Lesbian comedians Robin Tyler and Patty Harrison used to do a routine about faith-healer Brother Ripoff. As Brother Ripoff, Ms. Tyler would say to Ms. Harrison, who was playing an ill lesbian looking for healing, “This woman’s come to me and she’s a lesbian and she wants to be healed. I’m going to put my hand on her and I’m going to heal her. Hallelujah! You are now healed — and you’re still a lesbian!”
A surgeon once removed a huge bone chip from the ankle of American gymnast Vanessa Atler, and he was shocked by its size, even after having worked for years on the injuries of the Dallas Cowboys. Ms. Atler joked, “See, that makes me tougher than all those football players.”
Before George Burns and Gracie Allen were married, Mr. Burns had a rival. Once, Ms. Allen was ill and in a hospital, and Mr. Burns was supposed to tell her beau the news. Mr. Burns didn’t do that, so the beau didn’t send flowers — but Mr. Burns filled her hospital room with baskets of flowers.
We have forgotten how much devastation the disease polio caused. In 1956, Tanaquil LeClercq, a George Balanchine dancer, contracted polio. It paralyzed her below the legs, and her dancing career and walking days were over at age 27.
Stand-up comedian Jonathan Solomon won’t mention some things in his act. For example, he never mentions herpes because he figures as many as 25 percent of his audience has herpes and he doesn’t want to remind them of it.
A friend once said to country comedian Jerry Clower, “I see you got the furniture disease.” Mr. Clower asked what the furniture disease was, and his friend told him, “Your chest has done dropped down into your drawers.”
Comedian Groucho Marx frequently suffered from depression. According to his friend Dick Cavett, “He needed a Groucho to cheer him up. He was the only person who couldn’t have one.”
Some women visited a sick friend and told her, “We will remember you in our prayers.” The woman replied, “Just wash the dishes in the kitchen. I can do my own praying.”
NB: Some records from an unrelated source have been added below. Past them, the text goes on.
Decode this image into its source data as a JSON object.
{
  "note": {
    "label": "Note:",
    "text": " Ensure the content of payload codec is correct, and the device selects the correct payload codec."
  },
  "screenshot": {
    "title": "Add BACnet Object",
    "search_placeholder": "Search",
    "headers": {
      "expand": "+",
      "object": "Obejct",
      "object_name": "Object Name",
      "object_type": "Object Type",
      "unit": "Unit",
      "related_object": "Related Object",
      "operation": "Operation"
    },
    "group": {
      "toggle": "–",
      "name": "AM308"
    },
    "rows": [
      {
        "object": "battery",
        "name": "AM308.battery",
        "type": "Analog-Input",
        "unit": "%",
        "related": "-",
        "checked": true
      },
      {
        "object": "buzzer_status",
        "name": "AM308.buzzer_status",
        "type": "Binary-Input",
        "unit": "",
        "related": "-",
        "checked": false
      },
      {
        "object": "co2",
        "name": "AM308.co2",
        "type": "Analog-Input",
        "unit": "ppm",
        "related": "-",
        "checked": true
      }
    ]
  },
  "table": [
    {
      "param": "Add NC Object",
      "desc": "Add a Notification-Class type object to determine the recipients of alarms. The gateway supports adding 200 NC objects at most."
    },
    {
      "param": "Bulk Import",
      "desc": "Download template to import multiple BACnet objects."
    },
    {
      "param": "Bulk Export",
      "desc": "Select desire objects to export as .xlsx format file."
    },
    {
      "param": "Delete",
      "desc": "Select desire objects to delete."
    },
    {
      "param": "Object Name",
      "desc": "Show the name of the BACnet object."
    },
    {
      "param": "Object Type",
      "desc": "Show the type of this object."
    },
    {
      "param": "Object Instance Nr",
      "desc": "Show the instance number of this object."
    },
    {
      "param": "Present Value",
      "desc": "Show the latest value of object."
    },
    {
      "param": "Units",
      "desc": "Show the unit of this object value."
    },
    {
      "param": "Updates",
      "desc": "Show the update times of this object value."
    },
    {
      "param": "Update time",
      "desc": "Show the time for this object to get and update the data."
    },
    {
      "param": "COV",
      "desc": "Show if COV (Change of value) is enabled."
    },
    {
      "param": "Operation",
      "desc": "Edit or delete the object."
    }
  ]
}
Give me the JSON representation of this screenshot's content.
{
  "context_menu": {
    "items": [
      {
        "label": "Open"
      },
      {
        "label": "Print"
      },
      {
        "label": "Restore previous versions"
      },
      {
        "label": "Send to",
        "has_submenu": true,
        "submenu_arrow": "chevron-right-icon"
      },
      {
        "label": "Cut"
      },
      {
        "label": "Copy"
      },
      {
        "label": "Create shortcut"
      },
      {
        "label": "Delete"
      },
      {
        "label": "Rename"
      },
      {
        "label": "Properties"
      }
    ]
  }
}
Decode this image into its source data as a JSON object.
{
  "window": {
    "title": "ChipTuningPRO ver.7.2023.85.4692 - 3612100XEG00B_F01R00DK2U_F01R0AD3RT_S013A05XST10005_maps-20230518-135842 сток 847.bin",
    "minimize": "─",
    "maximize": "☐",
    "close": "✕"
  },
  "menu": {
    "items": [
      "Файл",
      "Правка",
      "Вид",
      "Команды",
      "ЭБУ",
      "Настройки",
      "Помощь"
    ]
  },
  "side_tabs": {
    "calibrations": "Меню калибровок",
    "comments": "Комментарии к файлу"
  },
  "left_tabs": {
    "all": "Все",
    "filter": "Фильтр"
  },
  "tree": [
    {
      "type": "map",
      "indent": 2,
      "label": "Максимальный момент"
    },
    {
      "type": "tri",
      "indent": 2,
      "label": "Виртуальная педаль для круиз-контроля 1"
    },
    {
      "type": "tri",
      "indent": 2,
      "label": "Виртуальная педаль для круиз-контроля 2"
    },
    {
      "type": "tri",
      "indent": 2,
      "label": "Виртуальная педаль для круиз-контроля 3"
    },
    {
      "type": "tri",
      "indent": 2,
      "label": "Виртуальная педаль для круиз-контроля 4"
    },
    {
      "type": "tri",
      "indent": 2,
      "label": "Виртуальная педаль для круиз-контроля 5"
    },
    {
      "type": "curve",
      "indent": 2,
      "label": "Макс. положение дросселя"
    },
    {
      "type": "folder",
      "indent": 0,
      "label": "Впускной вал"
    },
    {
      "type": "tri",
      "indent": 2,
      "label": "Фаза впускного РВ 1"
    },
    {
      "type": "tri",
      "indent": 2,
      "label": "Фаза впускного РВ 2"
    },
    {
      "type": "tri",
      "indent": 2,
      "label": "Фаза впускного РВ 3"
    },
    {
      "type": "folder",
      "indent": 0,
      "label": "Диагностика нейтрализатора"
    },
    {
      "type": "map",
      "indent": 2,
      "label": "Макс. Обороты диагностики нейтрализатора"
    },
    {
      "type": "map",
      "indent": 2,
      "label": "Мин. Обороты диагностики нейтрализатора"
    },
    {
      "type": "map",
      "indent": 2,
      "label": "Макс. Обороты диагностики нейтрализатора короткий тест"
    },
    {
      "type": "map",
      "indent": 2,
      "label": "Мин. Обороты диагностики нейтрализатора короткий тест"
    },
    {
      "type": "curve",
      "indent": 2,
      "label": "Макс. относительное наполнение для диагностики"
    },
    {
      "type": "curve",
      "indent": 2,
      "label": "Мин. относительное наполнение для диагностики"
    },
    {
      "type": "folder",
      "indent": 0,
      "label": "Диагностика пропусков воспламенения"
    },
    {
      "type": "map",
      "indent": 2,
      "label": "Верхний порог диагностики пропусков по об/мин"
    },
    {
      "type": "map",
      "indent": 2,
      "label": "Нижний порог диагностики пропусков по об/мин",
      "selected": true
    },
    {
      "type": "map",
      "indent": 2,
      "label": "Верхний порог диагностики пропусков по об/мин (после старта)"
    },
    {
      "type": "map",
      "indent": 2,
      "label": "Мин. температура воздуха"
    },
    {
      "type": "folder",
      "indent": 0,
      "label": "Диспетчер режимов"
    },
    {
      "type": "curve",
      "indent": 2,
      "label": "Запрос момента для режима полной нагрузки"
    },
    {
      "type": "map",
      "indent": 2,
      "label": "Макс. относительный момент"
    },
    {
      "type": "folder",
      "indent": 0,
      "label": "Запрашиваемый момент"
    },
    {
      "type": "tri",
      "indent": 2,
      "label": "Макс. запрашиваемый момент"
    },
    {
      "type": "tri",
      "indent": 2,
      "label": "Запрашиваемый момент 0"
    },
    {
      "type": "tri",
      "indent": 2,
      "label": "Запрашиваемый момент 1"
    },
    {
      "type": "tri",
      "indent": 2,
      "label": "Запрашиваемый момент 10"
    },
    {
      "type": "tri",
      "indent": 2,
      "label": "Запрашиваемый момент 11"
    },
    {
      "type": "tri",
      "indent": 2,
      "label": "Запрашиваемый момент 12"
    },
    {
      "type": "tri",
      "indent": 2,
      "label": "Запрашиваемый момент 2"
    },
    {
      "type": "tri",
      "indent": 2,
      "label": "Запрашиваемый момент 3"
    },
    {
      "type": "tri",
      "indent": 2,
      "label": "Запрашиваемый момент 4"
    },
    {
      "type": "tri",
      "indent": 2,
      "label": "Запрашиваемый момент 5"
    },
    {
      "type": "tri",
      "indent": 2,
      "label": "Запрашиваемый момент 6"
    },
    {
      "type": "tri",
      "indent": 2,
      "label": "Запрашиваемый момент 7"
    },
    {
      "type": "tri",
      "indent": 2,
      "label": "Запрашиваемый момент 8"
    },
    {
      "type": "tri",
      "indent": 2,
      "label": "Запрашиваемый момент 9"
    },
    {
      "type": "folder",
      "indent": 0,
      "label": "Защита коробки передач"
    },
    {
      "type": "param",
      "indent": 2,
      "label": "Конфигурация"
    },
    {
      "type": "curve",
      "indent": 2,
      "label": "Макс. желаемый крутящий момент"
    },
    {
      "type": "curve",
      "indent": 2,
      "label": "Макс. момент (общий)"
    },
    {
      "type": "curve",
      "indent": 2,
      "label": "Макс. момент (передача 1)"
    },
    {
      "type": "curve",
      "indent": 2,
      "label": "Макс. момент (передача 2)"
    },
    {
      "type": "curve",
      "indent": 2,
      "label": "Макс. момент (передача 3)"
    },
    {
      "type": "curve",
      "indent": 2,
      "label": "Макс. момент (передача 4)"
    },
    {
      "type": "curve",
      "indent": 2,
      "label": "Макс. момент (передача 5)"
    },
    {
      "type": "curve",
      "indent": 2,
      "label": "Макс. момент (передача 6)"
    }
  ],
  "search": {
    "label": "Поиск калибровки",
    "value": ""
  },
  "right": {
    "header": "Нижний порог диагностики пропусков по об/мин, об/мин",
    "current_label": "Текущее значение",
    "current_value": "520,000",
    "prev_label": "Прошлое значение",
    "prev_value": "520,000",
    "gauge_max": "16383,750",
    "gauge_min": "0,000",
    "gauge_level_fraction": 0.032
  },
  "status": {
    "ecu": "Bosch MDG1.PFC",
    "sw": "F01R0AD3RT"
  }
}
Richard Pryor got a lot of comedic material from his own life. After suffering a heart attack, he joked about the lengths he would go to in order to get new material.
Copyright by Bruce D. Bruce; All Rights Reserved